bb74, I am really interested in understanding what you are saying. This is one of the boats I am interested in and I would like to sort it out any problem. It really would not be a problem if it is sorted out first since the guys from Salona are very helpful and can change the rigging to adapt to particular needs.
So if you can explain better what you mean I would appreciate
The photo I have posted, is of a 110% Genoa. It goes inside the inner stay. On the other photo you have a 140% Genoa, it goes outside the stays.
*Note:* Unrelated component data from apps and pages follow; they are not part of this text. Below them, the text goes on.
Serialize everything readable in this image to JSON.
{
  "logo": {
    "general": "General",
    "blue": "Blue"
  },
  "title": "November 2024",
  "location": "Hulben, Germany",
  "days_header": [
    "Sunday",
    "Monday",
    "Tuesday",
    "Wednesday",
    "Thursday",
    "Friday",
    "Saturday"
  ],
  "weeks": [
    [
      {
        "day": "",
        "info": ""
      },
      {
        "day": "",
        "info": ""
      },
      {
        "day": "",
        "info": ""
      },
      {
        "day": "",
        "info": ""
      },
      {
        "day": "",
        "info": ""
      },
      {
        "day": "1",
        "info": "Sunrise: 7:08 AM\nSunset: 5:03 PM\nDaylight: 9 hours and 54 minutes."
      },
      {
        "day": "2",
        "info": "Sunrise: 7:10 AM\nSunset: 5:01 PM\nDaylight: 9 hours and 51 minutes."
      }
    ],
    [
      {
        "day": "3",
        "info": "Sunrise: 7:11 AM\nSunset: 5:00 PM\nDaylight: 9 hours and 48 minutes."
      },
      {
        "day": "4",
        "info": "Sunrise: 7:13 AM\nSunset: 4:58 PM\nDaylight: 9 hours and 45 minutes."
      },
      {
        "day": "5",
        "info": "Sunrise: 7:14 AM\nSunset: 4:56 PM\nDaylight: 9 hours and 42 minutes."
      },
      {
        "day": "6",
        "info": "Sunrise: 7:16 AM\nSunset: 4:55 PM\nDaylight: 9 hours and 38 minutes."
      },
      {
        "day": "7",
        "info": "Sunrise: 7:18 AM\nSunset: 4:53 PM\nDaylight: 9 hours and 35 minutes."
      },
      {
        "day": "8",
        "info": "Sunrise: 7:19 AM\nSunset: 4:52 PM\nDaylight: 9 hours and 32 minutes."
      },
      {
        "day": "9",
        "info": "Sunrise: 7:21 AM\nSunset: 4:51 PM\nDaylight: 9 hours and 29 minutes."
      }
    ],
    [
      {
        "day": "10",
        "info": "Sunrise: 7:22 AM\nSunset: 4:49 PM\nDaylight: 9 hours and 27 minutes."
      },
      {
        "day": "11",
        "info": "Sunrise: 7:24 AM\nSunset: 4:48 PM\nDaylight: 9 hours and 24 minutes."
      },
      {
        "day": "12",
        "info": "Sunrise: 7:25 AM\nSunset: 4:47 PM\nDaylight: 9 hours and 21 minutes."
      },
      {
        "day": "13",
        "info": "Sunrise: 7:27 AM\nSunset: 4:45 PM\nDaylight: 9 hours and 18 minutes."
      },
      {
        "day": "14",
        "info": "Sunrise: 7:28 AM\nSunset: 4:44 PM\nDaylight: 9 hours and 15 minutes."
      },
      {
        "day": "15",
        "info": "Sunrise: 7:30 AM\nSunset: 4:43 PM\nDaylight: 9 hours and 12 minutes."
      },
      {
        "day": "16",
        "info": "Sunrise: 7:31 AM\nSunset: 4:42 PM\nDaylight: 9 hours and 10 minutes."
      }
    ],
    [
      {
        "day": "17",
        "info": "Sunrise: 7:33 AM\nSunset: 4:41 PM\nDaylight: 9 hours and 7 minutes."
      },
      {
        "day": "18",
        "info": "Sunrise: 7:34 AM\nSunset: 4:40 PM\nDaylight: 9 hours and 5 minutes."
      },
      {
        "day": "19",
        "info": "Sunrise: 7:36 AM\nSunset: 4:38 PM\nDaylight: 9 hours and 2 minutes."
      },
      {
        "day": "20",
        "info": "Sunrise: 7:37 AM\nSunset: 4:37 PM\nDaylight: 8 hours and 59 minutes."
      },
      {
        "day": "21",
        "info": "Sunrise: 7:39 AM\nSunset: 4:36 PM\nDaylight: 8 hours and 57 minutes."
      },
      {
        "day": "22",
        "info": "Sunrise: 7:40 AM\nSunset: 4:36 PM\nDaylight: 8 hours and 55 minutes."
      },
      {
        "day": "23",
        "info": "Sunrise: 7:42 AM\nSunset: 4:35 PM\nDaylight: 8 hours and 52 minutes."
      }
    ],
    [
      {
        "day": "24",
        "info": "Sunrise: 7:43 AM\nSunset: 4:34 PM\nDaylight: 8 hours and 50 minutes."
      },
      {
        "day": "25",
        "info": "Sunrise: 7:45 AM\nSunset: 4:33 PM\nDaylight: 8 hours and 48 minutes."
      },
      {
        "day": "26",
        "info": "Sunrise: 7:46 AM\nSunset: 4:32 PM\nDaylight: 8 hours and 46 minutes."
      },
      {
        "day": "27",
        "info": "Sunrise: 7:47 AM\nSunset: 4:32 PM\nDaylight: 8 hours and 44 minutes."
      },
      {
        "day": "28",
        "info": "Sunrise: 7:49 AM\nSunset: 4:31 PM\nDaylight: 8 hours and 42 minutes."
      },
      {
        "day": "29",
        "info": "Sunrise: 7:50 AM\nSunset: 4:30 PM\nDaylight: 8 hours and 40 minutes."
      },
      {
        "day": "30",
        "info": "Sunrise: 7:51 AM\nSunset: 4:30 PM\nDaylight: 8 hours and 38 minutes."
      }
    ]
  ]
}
I don't understand what is the problem you see with the use of a light geenaker, the geenaker, even a code 0 will not go to the traveller, but to the back of the boat.
For whatever reason, I can't post photos but I think you caught my points for the most part. The foresail track and overlap on the main sheet line limits sail size, shape and tuning ability. I'd guess anything more than a 110 and less than a 130 is a possible issue. It doesn't appear you could properly tune a sail in this "size". The 140 appears OK but by looking at this rigging, I think you are looking at possible chafing on the rigging pointing at max. Maybe this isn't an issue. It is something I would look into on the boat itself. I haven't been on one but it looks like this would be the case. It would be interesting to get their feedback on main/foresail balance in the 110 to 140 range. Clearly some considerations they've engineered around there so I think one could assume it's meant to work with a 110 or 140.
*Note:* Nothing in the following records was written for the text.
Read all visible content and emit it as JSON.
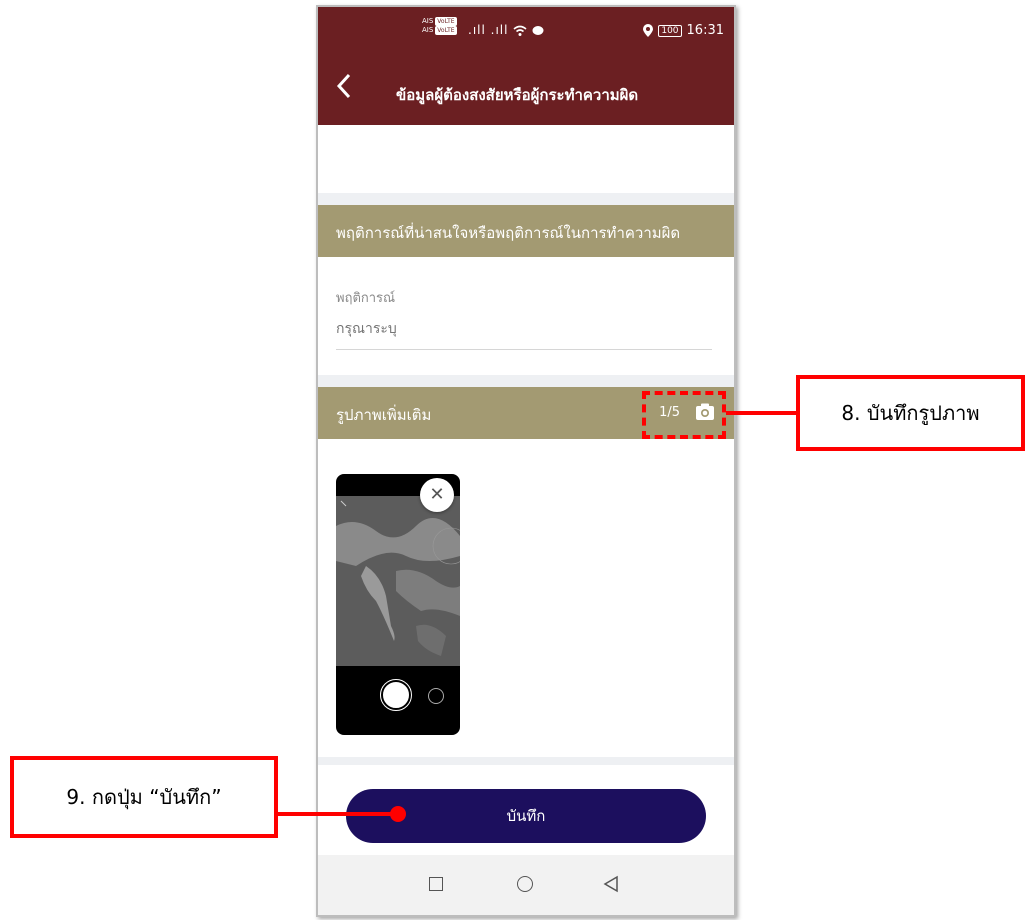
{
  "status_bar": {
    "carrier_1": "AIS",
    "carrier_2": "AIS",
    "volte": "VoLTE",
    "signal": ".ıll .ıll",
    "battery": "100",
    "time": "16:31"
  },
  "app_bar": {
    "back_icon": "chevron-left-icon",
    "title": "ข้อมูลผู้ต้องสงสัยหรือผู้กระทำความผิด"
  },
  "behavior_section": {
    "header": "พฤติการณ์ที่น่าสนใจหรือพฤติการณ์ในการทำความผิด",
    "field_label": "พฤติการณ์",
    "field_placeholder": "กรุณาระบุ"
  },
  "photos_section": {
    "header": "รูปภาพเพิ่มเติม",
    "count": "1/5",
    "camera_icon": "camera-icon",
    "remove_icon": "close-icon"
  },
  "save_button": {
    "label": "บันทึก"
  },
  "nav_bar": {
    "recents_icon": "square-icon",
    "home_icon": "circle-icon",
    "back_icon": "triangle-back-icon"
  },
  "annotations": {
    "step8": "8. บันทึกรูปภาพ",
    "step9": "9. กดปุ่ม “บันทึก”",
    "color": "#ff0000"
  },
  "colors": {
    "app_bar": "#6b1f22",
    "section_header": "#a39a72",
    "save_button": "#1c0f5e"
  }
}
I think I understand what you mean but I don't understand how it can happen, unless it is badly designed and that should be difficult. The rigging set up is designed by the boat architecht and fine tunned by the resident naval architect that is a good sailor, with the contribution of Salona clients that are mostly racers. I think the system is designed in a way that the 110% Genoa or smaller sail, will work on the track forward of the German sheet line and the 140% Genoa or bigger on the track aft that sheet. I will ask them but I am pretty sure that the system will work smoothly.
The spinnaker blocks are very near to the wheels at easy reach of a solo sailor. Can you explain this better?
Your spinnaker pulley/block is behind the mainsail winch, which is behind the foresail winch. As the german sheet system is under deck, make sure the outlet pulley (to the winch) can provide access to both winches. Purely by the angle in the pics, I doubt you should look at rigging the mainsail sheet on the foresail winch. Too much angle and likely friction. So assuming that, you're basically hand-managing a spinnaker on a 41 footer because otherwise you're crossing the cockpit to your off station foresail winch. A bit messy. perhaps you can bring this back to the companionway winch..?? Need to confirm if the deck mouldings and angles allow this. As it is currently set-up, I don't see a way you can bring the spinnaker lines to the foresail winch so even having blockers on these may not be of great benefit. I know you don't always need a winch for the spi if the tackle and blocks are sized appropriately. I do know from experience that it's better to have the option to winch it down. Opposite side, you would need a winch for the spinnaker pole so again, similar challenge, and you absolutely need the winch to manage the pole. Maybe the logic is station 1 helm & main, station 2 windward sheet off the block, station 3 pole + halyard in the companionway, station 4 foredeck...?
You need clean access to a sheet winch to set the Gennaker or Spi in medium wind and I don't see how this works (yet) on this boat with the set-up. If you lose the mainsheet winch, how do you control the main? Nitpicking for some, I'm sure. I don't doubt they've thought these things thru at Salona, and it would be interesting to get their thoughts and recommendations.
Probably the only thing I would like to add is to put blocks identical to the ones from the spinnaker before the genoa sheet reachs the winch. That way I can have the genoa on while I use the winch to set a geenaker or a spinnaker.